Ofrenda de Muertos Gloucester

Whether on the wings of a butterfly or the seat of a ferris wheel, the souls of loved ones return to earth to be remembered by their families and friends.

In late October millions of Monarchs begin to arrive to the magnificent oyamel fir and pine tree forests of the Trans-Mexican Volcanic Belt, located in the heart of Mexico in the eastern regions of Michoacán. Their return coincides with the annual celebration of Día de los Muertos, the Day of the Dead fiesta. Native peoples and their descendants today believe butterflies are the souls of departed loved ones, returning to Earth to be remembered by their ancestors. An even older tradition connects the Monarchs with the corn harvest, as their return signified that the corn was ripe. In the language of the native Purpécha Indians, the name for the Monarch is “harvester.” Ofrenda de Muertos Gloucester

Happy First Day of Autumn

Look for Seaside Goldenrod blooming across marsh and meadow–it also makes a wonderful addition to the garden, and is one of the top ten plants for migrating Monarchs.

seaside-goldenrod-solidago-sempervirens-gloucester-copyright-kim-smith

MONARCH DAY! STARRING THE EAST GLOUCESTER NEIGHBORHOOD GANG

Pilar Monarch Day ©Kim Smith 2015Pilar has started a new fashion trend, Monarchs as hair accessory.

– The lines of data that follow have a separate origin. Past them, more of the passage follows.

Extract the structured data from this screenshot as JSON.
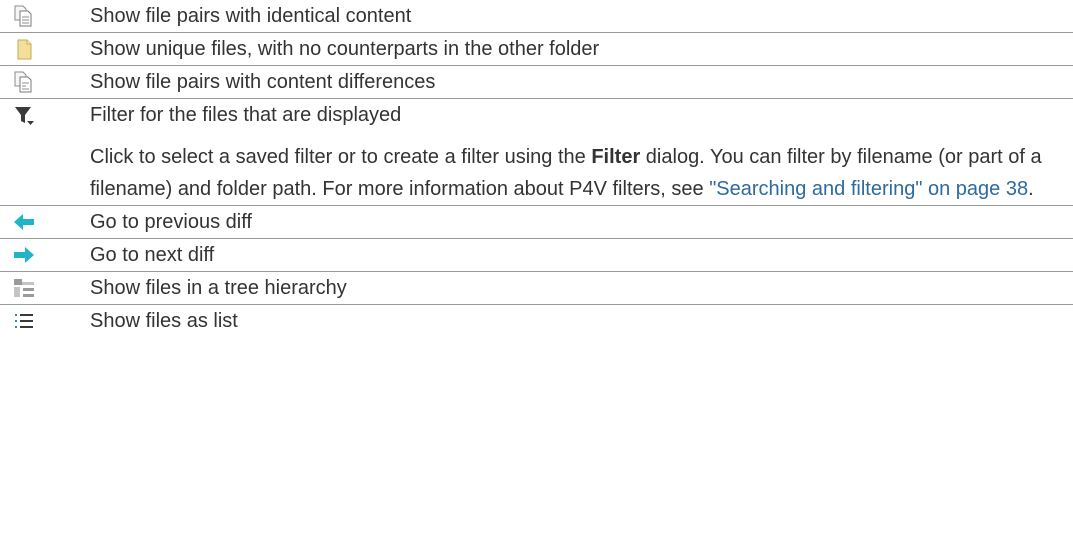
{
  "rows": [
    {
      "icon": "identical-files-icon",
      "label": "Show file pairs with identical content"
    },
    {
      "icon": "unique-file-icon",
      "label": "Show unique files, with no counterparts in the other folder"
    },
    {
      "icon": "different-files-icon",
      "label": "Show file pairs with content differences"
    },
    {
      "icon": "filter-icon",
      "label": "Filter for the files that are displayed",
      "desc_before": "Click to select a saved filter or to create a filter using the ",
      "desc_bold": "Filter",
      "desc_after": " dialog. You can filter by filename (or part of a filename) and folder path. For more information about P4V filters, see ",
      "desc_link": "\"Searching and filtering\" on page 38",
      "desc_end": "."
    },
    {
      "icon": "previous-diff-arrow-icon",
      "label": "Go to previous diff"
    },
    {
      "icon": "next-diff-arrow-icon",
      "label": "Go to next diff"
    },
    {
      "icon": "tree-hierarchy-icon",
      "label": "Show files in a tree hierarchy"
    },
    {
      "icon": "list-view-icon",
      "label": "Show files as list"
    }
  ],
  "colors": {
    "text": "#333333",
    "link": "#2d6aa0",
    "arrow": "#1fb5c7",
    "rule": "#9a9a9a"
  }
}
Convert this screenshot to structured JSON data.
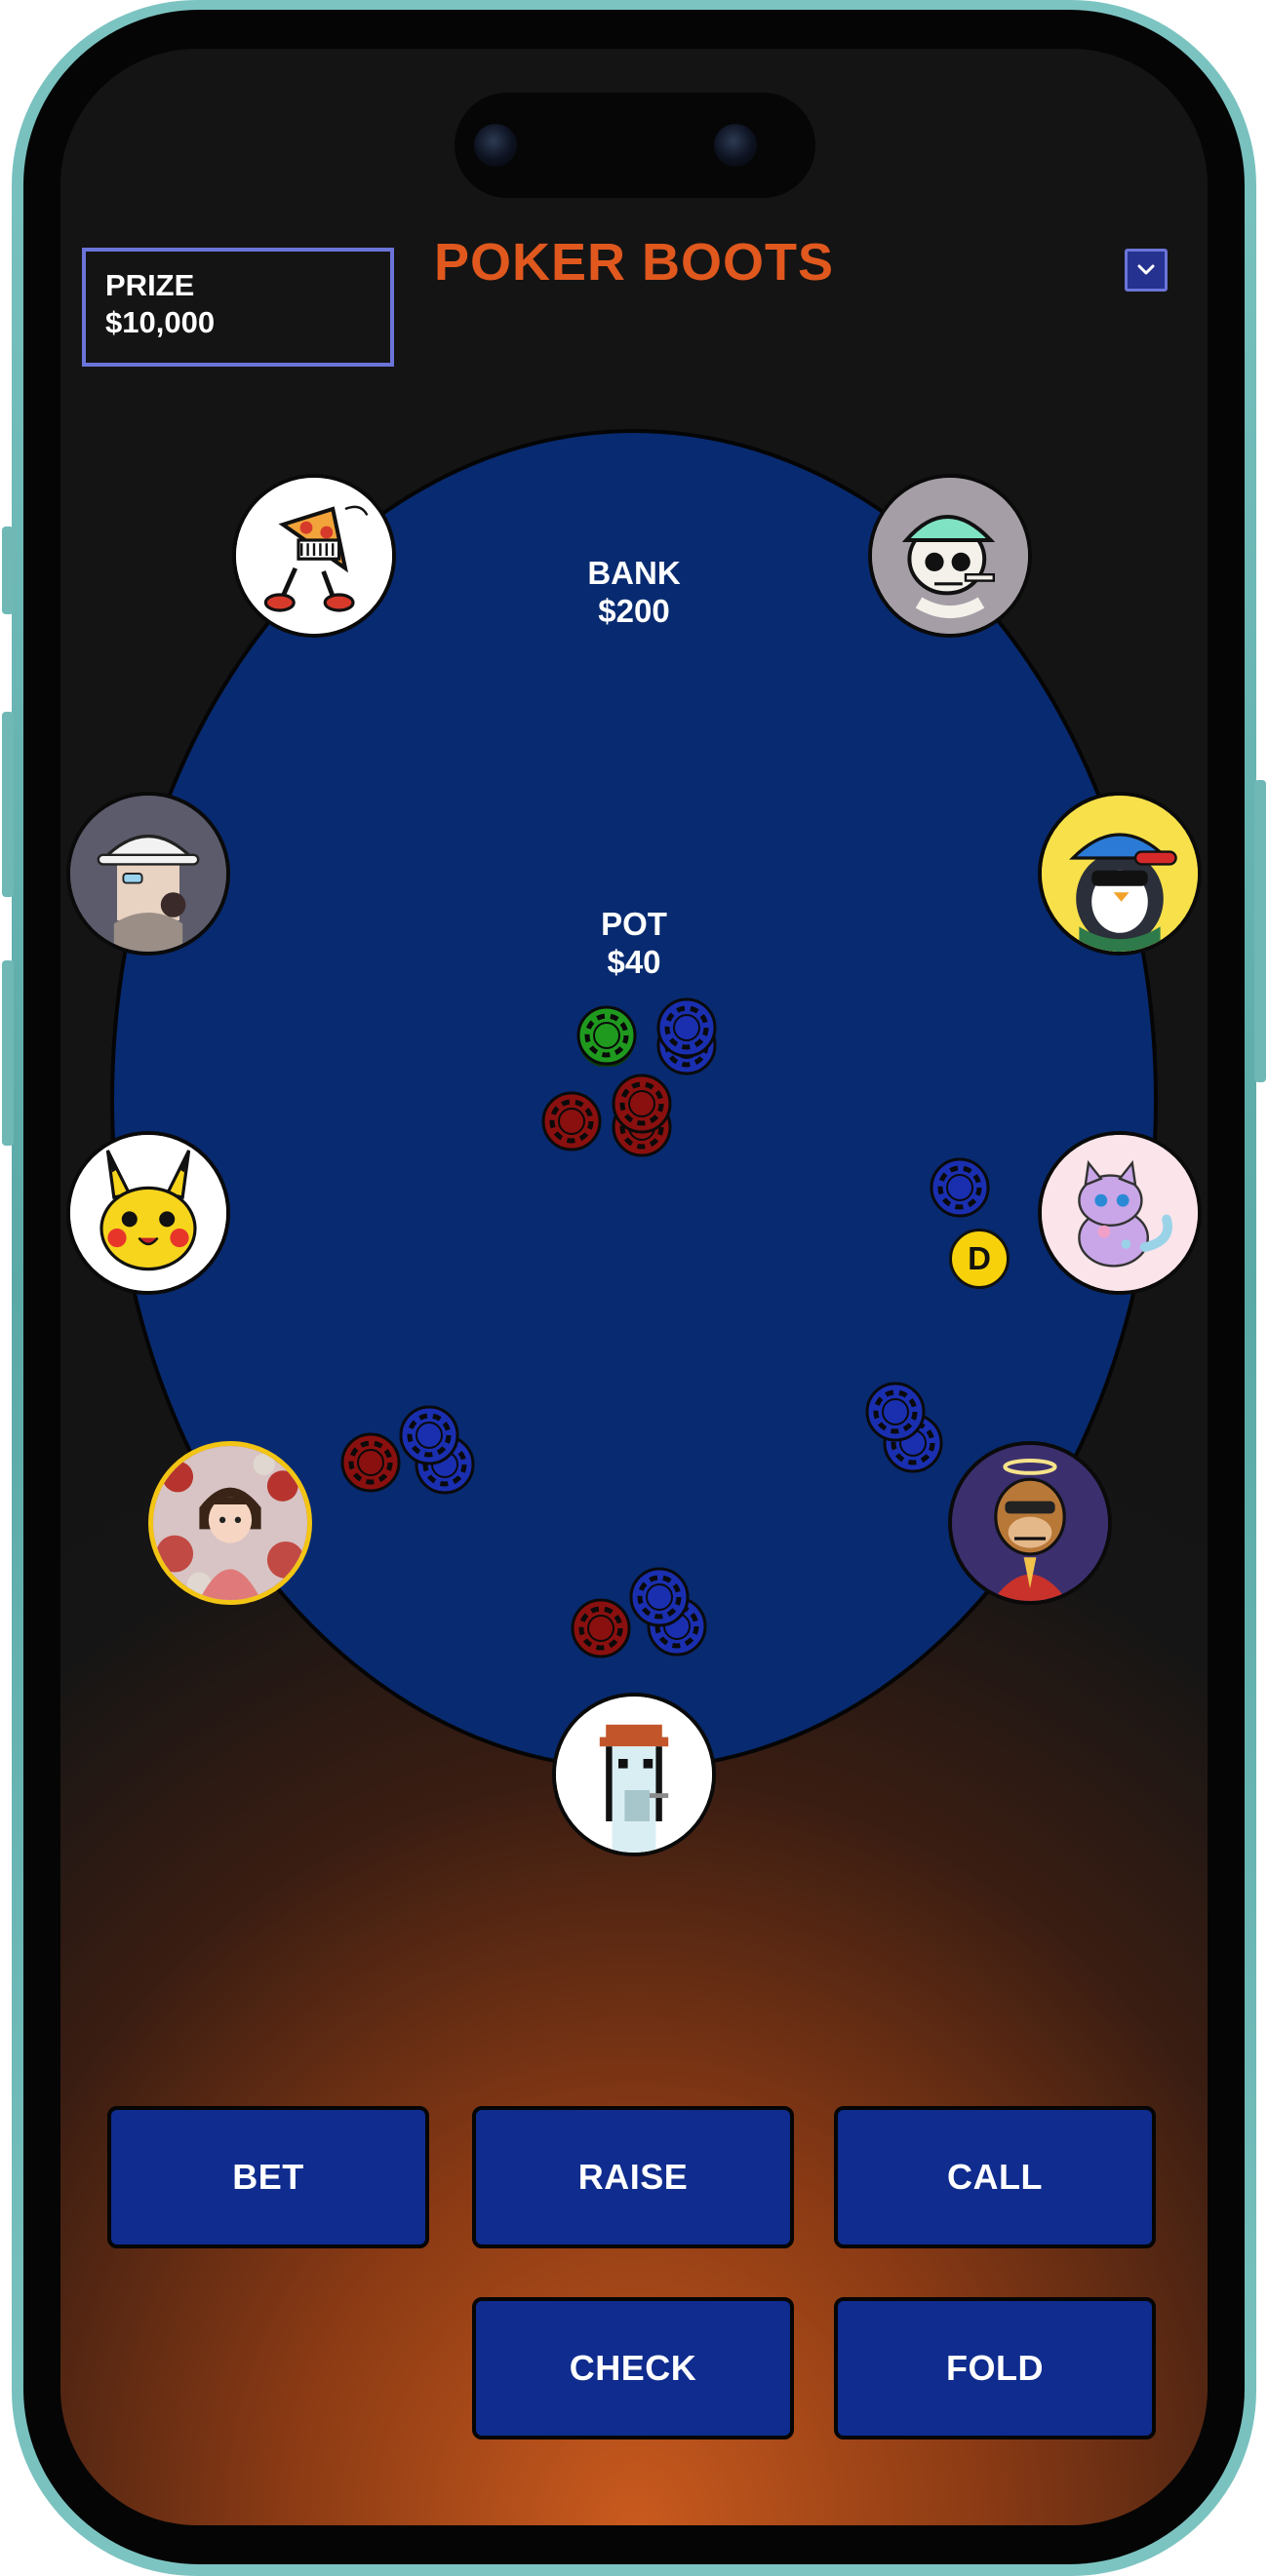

Enchanted by Monarchs!  We had a fantastic day filmmaking, thanks to Emma, Pilar, Frieda, Annie Kate, Lotus, April, Elijah, Esme, Charlie, Atticus, and last but not least, Meadow. And an extra huge thank you to all the moms and dads for not minding the early morning wake up calls and texts to let the kids know the butterflies were emerging! I was tied up filming and so wish I’d taken more stills.

Annie kate, Emma, Pilar Monarch Day ©kim Smith 2015 copyAnnie Kate, Emma, and Pilar

Meadow Monarch Day ©Kim Smith 2015 copyMeadow

See More Photos Here Continue reading

COMMON MILKWEED ABLOOM, HERE, THERE, AND EVERYWHERE!

Common Milkweed and Bee Asclepias syriaca ©Kim Smith 2015A patch of Common Milkweed (Asclepias syriaca) in bloom has a wonderfully sweet honey-hay scent. Look for it growing along the sand dunes, roadside edges, fields, meadows, and where ever there is a neglected patch. And keep your eyes peeled for Monarchs; the earliest arrivals (for the most part) are synchronized to the flowering of Common Milkweed.

Friend me on Facebook and follow me on TwitterInstagram, and Vine. You can also subscribe to my design website at Kim Smith Designs, and film’s websites at Beauty on the Wing ~ Life Story of the Monarch Butterfly, Gloucester’s Feast of Saint Joseph Community Film Project, and Life Story of the Black Swallowtail Butterfly.